I have not understood.
Once again, I am grateful for every authoritative statement in this regard from pre-Vatican II times. As it stands now, it seems to me that the matter is not being appropriately dealt with, and that it was exactly this “brother and sister thingy”, together with the bringing of children into the equation, that created the slippery slope that ends up with…
Kasper and Francis.
The extremely obese human being of (probably) female sex at the start of this video has already been hosted on this little effort. It was cringe worthy, but very funny.
Now, others are trying to steal her crown.
Personally, I think the woman in the car crying “rape” gets the biscuit; but I must admit that the “stalking postman” act was a tough one to beat.
I’d love to hear your thoughts.
Save a prayer, and a laugh, for these poor deluded people.
Eight years of hell await them.
As we get into the Third Sunday of Advent, I have a clear feeling this Christmas will see us more optimistic for the future than any Christmas since 2012.
Some of you will have read that Bishops Schneider and some others met in Rome on December 5 and discussed the matter of the Dubia.
The full text of Bishop Schneider’s talk has now been released, and it is a full declaration of war on heresy. I invite you to read this lengthy talk in its entirety.
The main points that Bishop Schneider wants to make are, in my opinion, the following:
- This is not the first time in the history of the Church that weak prelates cave in to the desire of powerful others (Kings and Emperors in the past, Kirchensteuer-payers and public opinion today) to have God’s law set aside. Nihil sub sole novi, cowardice and threats included.
- Faithful prelates will tolerate no compromise with the Heresy of Kasper (and Francis). That door is shut. Francis can forget it just as well as Napoleon had to, though Francis will certainly be able to count on the complicity of many cardinals, just as Napoleon did.
The talk is momentous. There is no way the Four Cardinals do not approve every word, and it is apparent Schneider speaks on their behalf to his audience. The best evidence of this is a lenghty quote from the absolutely brutal statement from Cardinal Brandmueller (one of the Four)

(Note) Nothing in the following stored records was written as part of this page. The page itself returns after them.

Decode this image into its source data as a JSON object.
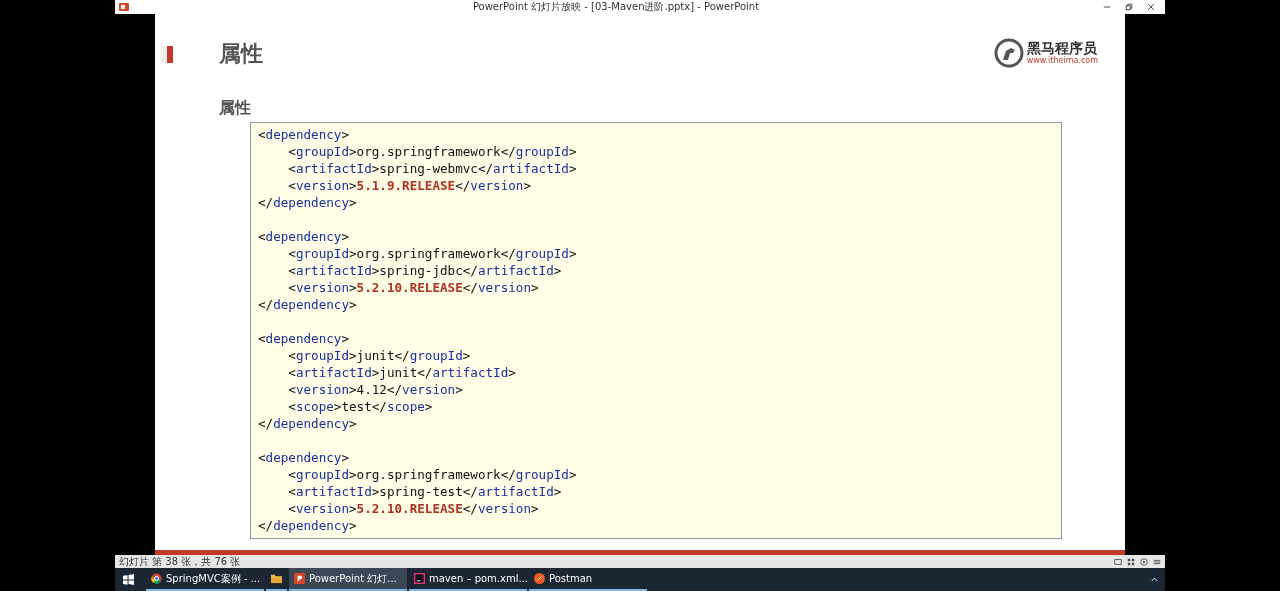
{
  "window": {
    "title": "PowerPoint 幻灯片放映 - [03-Maven进阶.pptx] - PowerPoint"
  },
  "slide": {
    "title": "属性",
    "logo": {
      "name": "黑马程序员",
      "url": "www.itheima.com"
    },
    "subtitle": "属性",
    "code_blocks": [
      [
        [
          {
            "kind": "p",
            "text": "<"
          },
          {
            "kind": "t",
            "text": "dependency"
          },
          {
            "kind": "p",
            "text": ">"
          }
        ],
        [
          {
            "kind": "p",
            "text": "    <"
          },
          {
            "kind": "t",
            "text": "groupId"
          },
          {
            "kind": "p",
            "text": ">org.springframework</"
          },
          {
            "kind": "t",
            "text": "groupId"
          },
          {
            "kind": "p",
            "text": ">"
          }
        ],
        [
          {
            "kind": "p",
            "text": "    <"
          },
          {
            "kind": "t",
            "text": "artifactId"
          },
          {
            "kind": "p",
            "text": ">spring-webmvc</"
          },
          {
            "kind": "t",
            "text": "artifactId"
          },
          {
            "kind": "p",
            "text": ">"
          }
        ],
        [
          {
            "kind": "p",
            "text": "    <"
          },
          {
            "kind": "t",
            "text": "version"
          },
          {
            "kind": "p",
            "text": ">"
          },
          {
            "kind": "v",
            "text": "5.1.9.RELEASE"
          },
          {
            "kind": "p",
            "text": "</"
          },
          {
            "kind": "t",
            "text": "version"
          },
          {
            "kind": "p",
            "text": ">"
          }
        ],
        [
          {
            "kind": "p",
            "text": "</"
          },
          {
            "kind": "t",
            "text": "dependency"
          },
          {
            "kind": "p",
            "text": ">"
          }
        ]
      ],
      [
        [
          {
            "kind": "p",
            "text": "<"
          },
          {
            "kind": "t",
            "text": "dependency"
          },
          {
            "kind": "p",
            "text": ">"
          }
        ],
        [
          {
            "kind": "p",
            "text": "    <"
          },
          {
            "kind": "t",
            "text": "groupId"
          },
          {
            "kind": "p",
            "text": ">org.springframework</"
          },
          {
            "kind": "t",
            "text": "groupId"
          },
          {
            "kind": "p",
            "text": ">"
          }
        ],
        [
          {
            "kind": "p",
            "text": "    <"
          },
          {
            "kind": "t",
            "text": "artifactId"
          },
          {
            "kind": "p",
            "text": ">spring-jdbc</"
          },
          {
            "kind": "t",
            "text": "artifactId"
          },
          {
            "kind": "p",
            "text": ">"
          }
        ],
        [
          {
            "kind": "p",
            "text": "    <"
          },
          {
            "kind": "t",
            "text": "version"
          },
          {
            "kind": "p",
            "text": ">"
          },
          {
            "kind": "v",
            "text": "5.2.10.RELEASE"
          },
          {
            "kind": "p",
            "text": "</"
          },
          {
            "kind": "t",
            "text": "version"
          },
          {
            "kind": "p",
            "text": ">"
          }
        ],
        [
          {
            "kind": "p",
            "text": "</"
          },
          {
            "kind": "t",
            "text": "dependency"
          },
          {
            "kind": "p",
            "text": ">"
          }
        ]
      ],
      [
        [
          {
            "kind": "p",
            "text": "<"
          },
          {
            "kind": "t",
            "text": "dependency"
          },
          {
            "kind": "p",
            "text": ">"
          }
        ],
        [
          {
            "kind": "p",
            "text": "    <"
          },
          {
            "kind": "t",
            "text": "groupId"
          },
          {
            "kind": "p",
            "text": ">junit</"
          },
          {
            "kind": "t",
            "text": "groupId"
          },
          {
            "kind": "p",
            "text": ">"
          }
        ],
        [
          {
            "kind": "p",
            "text": "    <"
          },
          {
            "kind": "t",
            "text": "artifactId"
          },
          {
            "kind": "p",
            "text": ">junit</"
          },
          {
            "kind": "t",
            "text": "artifactId"
          },
          {
            "kind": "p",
            "text": ">"
          }
        ],
        [
          {
            "kind": "p",
            "text": "    <"
          },
          {
            "kind": "t",
            "text": "version"
          },
          {
            "kind": "p",
            "text": ">4.12</"
          },
          {
            "kind": "t",
            "text": "version"
          },
          {
            "kind": "p",
            "text": ">"
          }
        ],
        [
          {
            "kind": "p",
            "text": "    <"
          },
          {
            "kind": "t",
            "text": "scope"
          },
          {
            "kind": "p",
            "text": ">test</"
          },
          {
            "kind": "t",
            "text": "scope"
          },
          {
            "kind": "p",
            "text": ">"
          }
        ],
        [
          {
            "kind": "p",
            "text": "</"
          },
          {
            "kind": "t",
            "text": "dependency"
          },
          {
            "kind": "p",
            "text": ">"
          }
        ]
      ],
      [
        [
          {
            "kind": "p",
            "text": "<"
          },
          {
            "kind": "t",
            "text": "dependency"
          },
          {
            "kind": "p",
            "text": ">"
          }
        ],
        [
          {
            "kind": "p",
            "text": "    <"
          },
          {
            "kind": "t",
            "text": "groupId"
          },
          {
            "kind": "p",
            "text": ">org.springframework</"
          },
          {
            "kind": "t",
            "text": "groupId"
          },
          {
            "kind": "p",
            "text": ">"
          }
        ],
        [
          {
            "kind": "p",
            "text": "    <"
          },
          {
            "kind": "t",
            "text": "artifactId"
          },
          {
            "kind": "p",
            "text": ">spring-test</"
          },
          {
            "kind": "t",
            "text": "artifactId"
          },
          {
            "kind": "p",
            "text": ">"
          }
        ],
        [
          {
            "kind": "p",
            "text": "    <"
          },
          {
            "kind": "t",
            "text": "version"
          },
          {
            "kind": "p",
            "text": ">"
          },
          {
            "kind": "v",
            "text": "5.2.10.RELEASE"
          },
          {
            "kind": "p",
            "text": "</"
          },
          {
            "kind": "t",
            "text": "version"
          },
          {
            "kind": "p",
            "text": ">"
          }
        ],
        [
          {
            "kind": "p",
            "text": "</"
          },
          {
            "kind": "t",
            "text": "dependency"
          },
          {
            "kind": "p",
            "text": ">"
          }
        ]
      ]
    ]
  },
  "status_bar": {
    "text": "幻灯片 第 38 张，共 76 张"
  },
  "taskbar": {
    "items": [
      {
        "kind": "chrome",
        "label": "SpringMVC案例 - ...",
        "selected": false
      },
      {
        "kind": "folder",
        "selected": false
      },
      {
        "kind": "powerpoint",
        "label": "PowerPoint 幻灯...",
        "selected": true
      },
      {
        "kind": "idea",
        "label": "maven – pom.xml...",
        "selected": false
      },
      {
        "kind": "postman",
        "label": "Postman",
        "selected": false
      }
    ]
  }
}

“In the case we have examined, this means that that, regarding the dogma of the unity, of the sacramentality, and of the indissolubility of a marriage between two baptized people, there is no way back if not – inevitable and therefore to be rejected – of considering it to be an error which must be corrected. The way of acting of Nicholas I in the dispute regarding the new marriage of Lothair II, as conscious of principle as it was inflexible and fearless, constitutes an important milestone on the road to affirming the doctrine regarding marriage in the Germanic cultural context. The fact that this Pope, like various of his successors on similar occasions, proved himself to be the advocate of the dignity of the person and of the liberty of the weak – in general they were women – has made Nicholas I worthy of the respect of historiographers, of the crown of sanctity, and of the title of ‘Great.’”

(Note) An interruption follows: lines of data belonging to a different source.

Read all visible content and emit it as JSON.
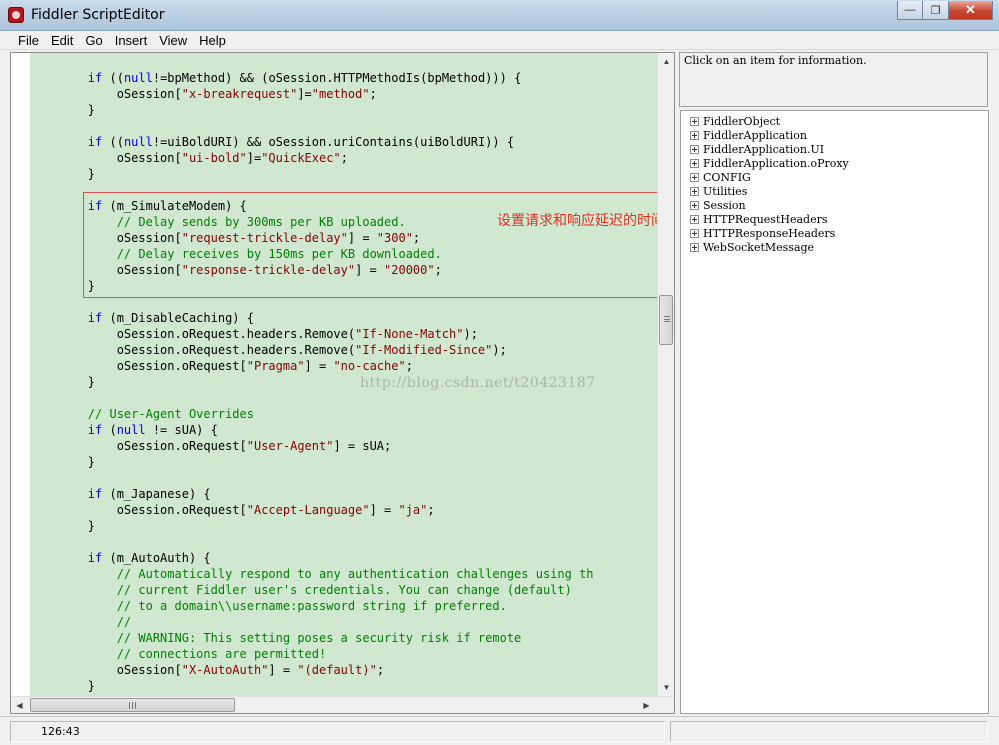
{
  "window": {
    "title": "Fiddler ScriptEditor",
    "minimize_label": "—",
    "restore_label": "❐",
    "close_label": "✕"
  },
  "menu": [
    "File",
    "Edit",
    "Go",
    "Insert",
    "View",
    "Help"
  ],
  "editor": {
    "annotation": "设置请求和响应延迟的时间",
    "watermark": "http://blog.csdn.net/t20423187",
    "lines": [
      [
        [
          "",
          "        "
        ],
        [
          "kw",
          "if"
        ],
        [
          "",
          " (("
        ],
        [
          "kw",
          "null"
        ],
        [
          "",
          "!=bpMethod) && (oSession.HTTPMethodIs(bpMethod))) {"
        ]
      ],
      [
        [
          "",
          "            oSession["
        ],
        [
          "str",
          "\"x-breakrequest\""
        ],
        [
          "",
          "]="
        ],
        [
          "str",
          "\"method\""
        ],
        [
          "",
          ";"
        ]
      ],
      [
        [
          "",
          "        }"
        ]
      ],
      [],
      [
        [
          "",
          "        "
        ],
        [
          "kw",
          "if"
        ],
        [
          "",
          " (("
        ],
        [
          "kw",
          "null"
        ],
        [
          "",
          "!=uiBoldURI) && oSession.uriContains(uiBoldURI)) {"
        ]
      ],
      [
        [
          "",
          "            oSession["
        ],
        [
          "str",
          "\"ui-bold\""
        ],
        [
          "",
          "]="
        ],
        [
          "str",
          "\"QuickExec\""
        ],
        [
          "",
          ";"
        ]
      ],
      [
        [
          "",
          "        }"
        ]
      ],
      [],
      [
        [
          "",
          "        "
        ],
        [
          "kw",
          "if"
        ],
        [
          "",
          " (m_SimulateModem) {"
        ]
      ],
      [
        [
          "",
          "            "
        ],
        [
          "cm",
          "// Delay sends by 300ms per KB uploaded."
        ]
      ],
      [
        [
          "",
          "            oSession["
        ],
        [
          "str",
          "\"request-trickle-delay\""
        ],
        [
          "",
          "] = "
        ],
        [
          "str",
          "\"300\""
        ],
        [
          "",
          ";"
        ]
      ],
      [
        [
          "",
          "            "
        ],
        [
          "cm",
          "// Delay receives by 150ms per KB downloaded."
        ]
      ],
      [
        [
          "",
          "            oSession["
        ],
        [
          "str",
          "\"response-trickle-delay\""
        ],
        [
          "",
          "] = "
        ],
        [
          "str",
          "\"20000\""
        ],
        [
          "",
          ";"
        ]
      ],
      [
        [
          "",
          "        }"
        ]
      ],
      [],
      [
        [
          "",
          "        "
        ],
        [
          "kw",
          "if"
        ],
        [
          "",
          " (m_DisableCaching) {"
        ]
      ],
      [
        [
          "",
          "            oSession.oRequest.headers.Remove("
        ],
        [
          "str",
          "\"If-None-Match\""
        ],
        [
          "",
          ");"
        ]
      ],
      [
        [
          "",
          "            oSession.oRequest.headers.Remove("
        ],
        [
          "str",
          "\"If-Modified-Since\""
        ],
        [
          "",
          ");"
        ]
      ],
      [
        [
          "",
          "            oSession.oRequest["
        ],
        [
          "str",
          "\"Pragma\""
        ],
        [
          "",
          "] = "
        ],
        [
          "str",
          "\"no-cache\""
        ],
        [
          "",
          ";"
        ]
      ],
      [
        [
          "",
          "        }"
        ]
      ],
      [],
      [
        [
          "",
          "        "
        ],
        [
          "cm",
          "// User-Agent Overrides"
        ]
      ],
      [
        [
          "",
          "        "
        ],
        [
          "kw",
          "if"
        ],
        [
          "",
          " ("
        ],
        [
          "kw",
          "null"
        ],
        [
          "",
          " != sUA) {"
        ]
      ],
      [
        [
          "",
          "            oSession.oRequest["
        ],
        [
          "str",
          "\"User-Agent\""
        ],
        [
          "",
          "] = sUA;"
        ]
      ],
      [
        [
          "",
          "        }"
        ]
      ],
      [],
      [
        [
          "",
          "        "
        ],
        [
          "kw",
          "if"
        ],
        [
          "",
          " (m_Japanese) {"
        ]
      ],
      [
        [
          "",
          "            oSession.oRequest["
        ],
        [
          "str",
          "\"Accept-Language\""
        ],
        [
          "",
          "] = "
        ],
        [
          "str",
          "\"ja\""
        ],
        [
          "",
          ";"
        ]
      ],
      [
        [
          "",
          "        }"
        ]
      ],
      [],
      [
        [
          "",
          "        "
        ],
        [
          "kw",
          "if"
        ],
        [
          "",
          " (m_AutoAuth) {"
        ]
      ],
      [
        [
          "",
          "            "
        ],
        [
          "cm",
          "// Automatically respond to any authentication challenges using th"
        ]
      ],
      [
        [
          "",
          "            "
        ],
        [
          "cm",
          "// current Fiddler user's credentials. You can change (default)"
        ]
      ],
      [
        [
          "",
          "            "
        ],
        [
          "cm",
          "// to a domain\\\\username:password string if preferred."
        ]
      ],
      [
        [
          "",
          "            "
        ],
        [
          "cm",
          "//"
        ]
      ],
      [
        [
          "",
          "            "
        ],
        [
          "cm",
          "// WARNING: This setting poses a security risk if remote"
        ]
      ],
      [
        [
          "",
          "            "
        ],
        [
          "cm",
          "// connections are permitted!"
        ]
      ],
      [
        [
          "",
          "            oSession["
        ],
        [
          "str",
          "\"X-AutoAuth\""
        ],
        [
          "",
          "] = "
        ],
        [
          "str",
          "\"(default)\""
        ],
        [
          "",
          ";"
        ]
      ],
      [
        [
          "",
          "        }"
        ]
      ]
    ]
  },
  "info_pane": {
    "text": "Click on an item for information."
  },
  "tree": [
    "FiddlerObject",
    "FiddlerApplication",
    "FiddlerApplication.UI",
    "FiddlerApplication.oProxy",
    "CONFIG",
    "Utilities",
    "Session",
    "HTTPRequestHeaders",
    "HTTPResponseHeaders",
    "WebSocketMessage"
  ],
  "status": {
    "position": "126:43"
  },
  "icons": {
    "app": "fiddler-app-icon",
    "scroll_up": "▲",
    "scroll_down": "▼",
    "scroll_left": "◀",
    "scroll_right": "▶"
  }
}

Cardinal Brandmueller makes two points here: the first is that there is no other way out from this situation than for Francis to a) retract or b) be corrected. The second is a contrast between a courageous Pope of the past and a cowardly, heretical Pope of the present.
And concerning the heretical Pope of the present, please look at the tone of Bishop Schneider, who openly mocks the heretics of our day ( for example when he states: “Perhaps they did it for pastoral motives and for advancing the possibility of a pastoral accompaniment and discernment”) in a way that is the nearest to accusing Francis, short of a direct shot.
I can’t see how there can be any retreat from Schneider & Co now. I trust even Francis will have the brains to get that, if it is explained to him slowly a couple of times.
This does not look like an attempt to find a compromise. The terms chosen are such that not acting on them would cause the most grievous loss of face for the party of the Four Cardinals.
If Francis had illusions that this matter may deflate from itself, he can abandon it now.